(Records for the exercise begins)
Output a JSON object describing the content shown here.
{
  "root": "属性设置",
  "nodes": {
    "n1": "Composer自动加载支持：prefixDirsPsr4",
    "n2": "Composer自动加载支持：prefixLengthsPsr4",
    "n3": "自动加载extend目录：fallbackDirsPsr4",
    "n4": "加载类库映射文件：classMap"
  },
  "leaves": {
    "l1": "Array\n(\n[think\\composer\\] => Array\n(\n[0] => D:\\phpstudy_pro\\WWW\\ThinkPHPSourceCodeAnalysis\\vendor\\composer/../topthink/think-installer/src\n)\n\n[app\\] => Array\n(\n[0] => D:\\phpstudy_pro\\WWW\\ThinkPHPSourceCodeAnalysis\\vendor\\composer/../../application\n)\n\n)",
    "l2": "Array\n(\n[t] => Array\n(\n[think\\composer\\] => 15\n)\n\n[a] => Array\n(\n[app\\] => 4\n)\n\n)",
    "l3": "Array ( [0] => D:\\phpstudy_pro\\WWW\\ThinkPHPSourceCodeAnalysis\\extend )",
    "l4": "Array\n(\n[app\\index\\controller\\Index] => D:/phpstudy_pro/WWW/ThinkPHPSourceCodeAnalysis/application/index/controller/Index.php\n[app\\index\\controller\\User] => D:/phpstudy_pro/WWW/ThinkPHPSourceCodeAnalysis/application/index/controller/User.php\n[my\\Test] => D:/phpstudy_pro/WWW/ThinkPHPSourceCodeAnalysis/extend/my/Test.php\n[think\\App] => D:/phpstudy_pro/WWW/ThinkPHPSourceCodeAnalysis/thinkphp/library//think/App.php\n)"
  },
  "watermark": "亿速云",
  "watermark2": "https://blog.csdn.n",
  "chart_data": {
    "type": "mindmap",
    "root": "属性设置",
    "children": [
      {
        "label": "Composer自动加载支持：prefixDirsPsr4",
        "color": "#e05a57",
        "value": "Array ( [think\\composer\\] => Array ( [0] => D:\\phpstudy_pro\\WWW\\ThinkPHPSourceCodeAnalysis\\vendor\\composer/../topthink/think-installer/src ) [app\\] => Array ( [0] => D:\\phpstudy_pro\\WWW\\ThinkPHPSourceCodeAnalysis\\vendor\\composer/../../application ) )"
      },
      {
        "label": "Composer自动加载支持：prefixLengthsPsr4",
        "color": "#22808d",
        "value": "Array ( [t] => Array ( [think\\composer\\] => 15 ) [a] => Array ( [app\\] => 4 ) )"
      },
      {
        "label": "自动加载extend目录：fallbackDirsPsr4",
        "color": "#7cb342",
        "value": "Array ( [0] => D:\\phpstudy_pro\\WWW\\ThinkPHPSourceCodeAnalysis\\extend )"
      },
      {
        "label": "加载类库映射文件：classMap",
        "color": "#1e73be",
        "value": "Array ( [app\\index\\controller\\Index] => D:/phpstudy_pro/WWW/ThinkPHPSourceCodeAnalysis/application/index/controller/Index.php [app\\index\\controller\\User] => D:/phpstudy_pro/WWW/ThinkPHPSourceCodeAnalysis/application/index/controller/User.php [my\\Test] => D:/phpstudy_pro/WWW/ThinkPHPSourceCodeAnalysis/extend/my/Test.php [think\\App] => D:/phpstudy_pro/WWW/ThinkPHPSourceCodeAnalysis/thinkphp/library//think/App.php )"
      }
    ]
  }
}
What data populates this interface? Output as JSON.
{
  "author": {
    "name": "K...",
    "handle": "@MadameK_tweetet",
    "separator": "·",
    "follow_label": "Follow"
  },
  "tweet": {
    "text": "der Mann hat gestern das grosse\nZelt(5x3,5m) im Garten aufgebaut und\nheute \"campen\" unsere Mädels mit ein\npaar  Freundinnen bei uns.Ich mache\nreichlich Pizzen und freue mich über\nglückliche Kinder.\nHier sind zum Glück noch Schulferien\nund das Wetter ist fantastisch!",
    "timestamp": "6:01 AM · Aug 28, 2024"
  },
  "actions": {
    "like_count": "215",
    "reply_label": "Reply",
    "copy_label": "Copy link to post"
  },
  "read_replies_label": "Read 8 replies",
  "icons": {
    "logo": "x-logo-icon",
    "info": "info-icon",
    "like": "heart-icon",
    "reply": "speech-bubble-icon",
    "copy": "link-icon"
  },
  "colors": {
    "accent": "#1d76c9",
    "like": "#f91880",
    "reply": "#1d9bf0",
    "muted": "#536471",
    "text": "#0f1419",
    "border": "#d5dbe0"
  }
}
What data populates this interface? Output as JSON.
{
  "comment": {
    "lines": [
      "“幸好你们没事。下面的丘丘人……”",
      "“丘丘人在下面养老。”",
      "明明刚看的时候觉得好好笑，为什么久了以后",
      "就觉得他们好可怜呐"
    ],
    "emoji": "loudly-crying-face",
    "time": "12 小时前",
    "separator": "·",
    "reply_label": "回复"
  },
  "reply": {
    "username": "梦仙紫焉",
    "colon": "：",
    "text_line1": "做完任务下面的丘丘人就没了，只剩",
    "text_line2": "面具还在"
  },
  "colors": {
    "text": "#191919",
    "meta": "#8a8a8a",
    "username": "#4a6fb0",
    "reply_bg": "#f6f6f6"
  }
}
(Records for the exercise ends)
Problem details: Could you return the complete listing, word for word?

Reply:
Output a JSON object describing the content shown here.
{
  "root": "属性设置",
  "nodes": {
    "n1": "Composer自动加载支持：prefixDirsPsr4",
    "n2": "Composer自动加载支持：prefixLengthsPsr4",
    "n3": "自动加载extend目录：fallbackDirsPsr4",
    "n4": "加载类库映射文件：classMap"
  },
  "leaves": {
    "l1": "Array\n(\n[think\\composer\\] => Array\n(\n[0] => D:\\phpstudy_pro\\WWW\\ThinkPHPSourceCodeAnalysis\\vendor\\composer/../topthink/think-installer/src\n)\n\n[app\\] => Array\n(\n[0] => D:\\phpstudy_pro\\WWW\\ThinkPHPSourceCodeAnalysis\\vendor\\composer/../../application\n)\n\n)",
    "l2": "Array\n(\n[t] => Array\n(\n[think\\composer\\] => 15\n)\n\n[a] => Array\n(\n[app\\] => 4\n)\n\n)",
    "l3": "Array ( [0] => D:\\phpstudy_pro\\WWW\\ThinkPHPSourceCodeAnalysis\\extend )",
    "l4": "Array\n(\n[app\\index\\controller\\Index] => D:/phpstudy_pro/WWW/ThinkPHPSourceCodeAnalysis/application/index/controller/Index.php\n[app\\index\\controller\\User] => D:/phpstudy_pro/WWW/ThinkPHPSourceCodeAnalysis/application/index/controller/User.php\n[my\\Test] => D:/phpstudy_pro/WWW/ThinkPHPSourceCodeAnalysis/extend/my/Test.php\n[think\\App] => D:/phpstudy_pro/WWW/ThinkPHPSourceCodeAnalysis/thinkphp/library//think/App.php\n)"
  },
  "watermark": "亿速云",
  "watermark2": "https://blog.csdn.n",
  "chart_data": {
    "type": "mindmap",
    "root": "属性设置",
    "children": [
      {
        "label": "Composer自动加载支持：prefixDirsPsr4",
        "color": "#e05a57",
        "value": "Array ( [think\\composer\\] => Array ( [0] => D:\\phpstudy_pro\\WWW\\ThinkPHPSourceCodeAnalysis\\vendor\\composer/../topthink/think-installer/src ) [app\\] => Array ( [0] => D:\\phpstudy_pro\\WWW\\ThinkPHPSourceCodeAnalysis\\vendor\\composer/../../application ) )"
      },
      {
        "label": "Composer自动加载支持：prefixLengthsPsr4",
        "color": "#22808d",
        "value": "Array ( [t] => Array ( [think\\composer\\] => 15 ) [a] => Array ( [app\\] => 4 ) )"
      },
      {
        "label": "自动加载extend目录：fallbackDirsPsr4",
        "color": "#7cb342",
        "value": "Array ( [0] => D:\\phpstudy_pro\\WWW\\ThinkPHPSourceCodeAnalysis\\extend )"
      },
      {
        "label": "加载类库映射文件：classMap",
        "color": "#1e73be",
        "value": "Array ( [app\\index\\controller\\Index] => D:/phpstudy_pro/WWW/ThinkPHPSourceCodeAnalysis/application/index/controller/Index.php [app\\index\\controller\\User] => D:/phpstudy_pro/WWW/ThinkPHPSourceCodeAnalysis/application/index/controller/User.php [my\\Test] => D:/phpstudy_pro/WWW/ThinkPHPSourceCodeAnalysis/extend/my/Test.php [think\\App] => D:/phpstudy_pro/WWW/ThinkPHPSourceCodeAnalysis/thinkphp/library//think/App.php )"
      }
    ]
  }
}
What data populates this interface? Output as JSON.
{
  "author": {
    "name": "K...",
    "handle": "@MadameK_tweetet",
    "separator": "·",
    "follow_label": "Follow"
  },
  "tweet": {
    "text": "der Mann hat gestern das grosse\nZelt(5x3,5m) im Garten aufgebaut und\nheute \"campen\" unsere Mädels mit ein\npaar  Freundinnen bei uns.Ich mache\nreichlich Pizzen und freue mich über\nglückliche Kinder.\nHier sind zum Glück noch Schulferien\nund das Wetter ist fantastisch!",
    "timestamp": "6:01 AM · Aug 28, 2024"
  },
  "actions": {
    "like_count": "215",
    "reply_label": "Reply",
    "copy_label": "Copy link to post"
  },
  "read_replies_label": "Read 8 replies",
  "icons": {
    "logo": "x-logo-icon",
    "info": "info-icon",
    "like": "heart-icon",
    "reply": "speech-bubble-icon",
    "copy": "link-icon"
  },
  "colors": {
    "accent": "#1d76c9",
    "like": "#f91880",
    "reply": "#1d9bf0",
    "muted": "#536471",
    "text": "#0f1419",
    "border": "#d5dbe0"
  }
}
What data populates this interface? Output as JSON.
{
  "comment": {
    "lines": [
      "“幸好你们没事。下面的丘丘人……”",
      "“丘丘人在下面养老。”",
      "明明刚看的时候觉得好好笑，为什么久了以后",
      "就觉得他们好可怜呐"
    ],
    "emoji": "loudly-crying-face",
    "time": "12 小时前",
    "separator": "·",
    "reply_label": "回复"
  },
  "reply": {
    "username": "梦仙紫焉",
    "colon": "：",
    "text_line1": "做完任务下面的丘丘人就没了，只剩",
    "text_line2": "面具还在"
  },
  "colors": {
    "text": "#191919",
    "meta": "#8a8a8a",
    "username": "#4a6fb0",
    "reply_bg": "#f6f6f6"
  }
}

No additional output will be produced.